That’s right – AI. Specifically, a swarm of intergalactic AI nanobots from somewhere else in the cosmos wants to eradicate all biological life because any biological life presents a threat to the AI. Sound like any Skynets you might know of? The AI also knows the moon is really a Dyson Sphere and must destroy it in order to also destroy humanity forever. One catch, the AI can only detect electronics and only when the electronics are powered on and within the vicinity of biological life. And there is no biological life on the moon, so…wait, why does it attack the moon? Whoopsie.

Another interesting thing Emmerich says in that interview is how test audiences were much more interested in the moon than with anything happening on Earth. Well, no shit, Emmerich. Of course people are more interested in the moon actually being a space station than in watching you blow up New York City for the umpteenth time. Just because you think figuring out a way to crash half the Chrysler Building into the Colorado Rocky Mountains (not making that up) is interesting, doesn’t mean anyone else does. Let me say it again – you made the moon A SPACE STATION!!

On that note, it is also unnecessary to include additional roadblocks for characters that have nothing to do with the main problem in this film. In multiple scenes, the children of the main characters are confronted by a trio of thieves at gun point. In the first scene, the thieves steal their car, then try to steal oxygen tanks from them in a later scene (the thieves apparently are world class eavesdropping ninjas or else why would want to steal oxygen tanks?). There are plenty of problems for them to deal with due to the moon’s descent causing all kinds of crazy trouble (gravity waves, floods, literal loss of gravity) without also making them deal with human assholes stealing their car. All that does is trivialize the real danger (THE MOON IS CRASHING!!) and make us believe they aren’t really in any danger from the moon.

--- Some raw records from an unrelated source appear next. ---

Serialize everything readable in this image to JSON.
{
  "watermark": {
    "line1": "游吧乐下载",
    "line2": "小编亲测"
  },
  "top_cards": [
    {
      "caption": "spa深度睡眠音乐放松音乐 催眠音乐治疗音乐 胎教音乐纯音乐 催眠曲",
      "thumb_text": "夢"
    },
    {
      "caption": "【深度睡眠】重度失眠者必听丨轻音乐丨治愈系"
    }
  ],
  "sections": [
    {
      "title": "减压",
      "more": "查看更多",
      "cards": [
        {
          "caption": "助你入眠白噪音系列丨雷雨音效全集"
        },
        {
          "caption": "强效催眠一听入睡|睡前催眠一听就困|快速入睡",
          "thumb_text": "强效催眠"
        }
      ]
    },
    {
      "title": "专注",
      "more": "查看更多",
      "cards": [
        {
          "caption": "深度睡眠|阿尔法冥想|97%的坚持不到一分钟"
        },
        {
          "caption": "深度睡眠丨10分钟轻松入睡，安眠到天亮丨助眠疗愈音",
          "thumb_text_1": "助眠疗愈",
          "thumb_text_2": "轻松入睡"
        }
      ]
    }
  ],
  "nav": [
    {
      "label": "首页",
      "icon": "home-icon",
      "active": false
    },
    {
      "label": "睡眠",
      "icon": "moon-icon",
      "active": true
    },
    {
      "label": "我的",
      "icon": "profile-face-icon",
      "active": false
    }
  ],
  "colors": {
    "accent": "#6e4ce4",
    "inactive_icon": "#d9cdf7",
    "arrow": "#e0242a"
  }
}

When we finally do get to the explanation of who built the moon and why it was built, we just don’t care. Since Emmerich is never interested in exploring the ramifications and implications of the explanation prior to revealing it, the explanation doesn’t land with the audience. He’s far too worried about showing us destruction and bickering colleagues than he is about a truly interesting concept. He thinks the most important things in the film are a ragtag group of people figuring out how to launch a retired space shuttle before the gravity wave hits and how to make his nanoswarm look good, when the actual important thing is, say it with me now, Patrick Wilson is hot.

The movie that should have been made in Moonfall is NASA and friends exploring the moon after they discover it to be a Dyson Sphere. Think along the lines of Arrival meets the “Relics” episode of Star Trek: The Next Generation. They can also discover or cause the moon’s orbit to be destabilized, allowing Emmerich to still wreak digital havoc on the Earth. Remove the terrible characters and replace them with characters we can sympathize with and root for. No more shitty ex-husbands. No more drunken astronauts. No more delinquent children. No more miscasting of Michael Pena or Eme Ikwuakor (whose deadpan performance made every Vin Diesel performance seem like a circus clown). No more casting Donald Sutherland in thankless, pointless, single-scene roles. And, most importantly, no more conspiracy theorists. We have plenty of scientists with plenty of wild ideas and theories based on actual science to use as story inspirations. Leave the crazies in the dark corners.

Rating: Ask for everyone’s money back for what is definitely a, checking notes, yep – shit sandwich.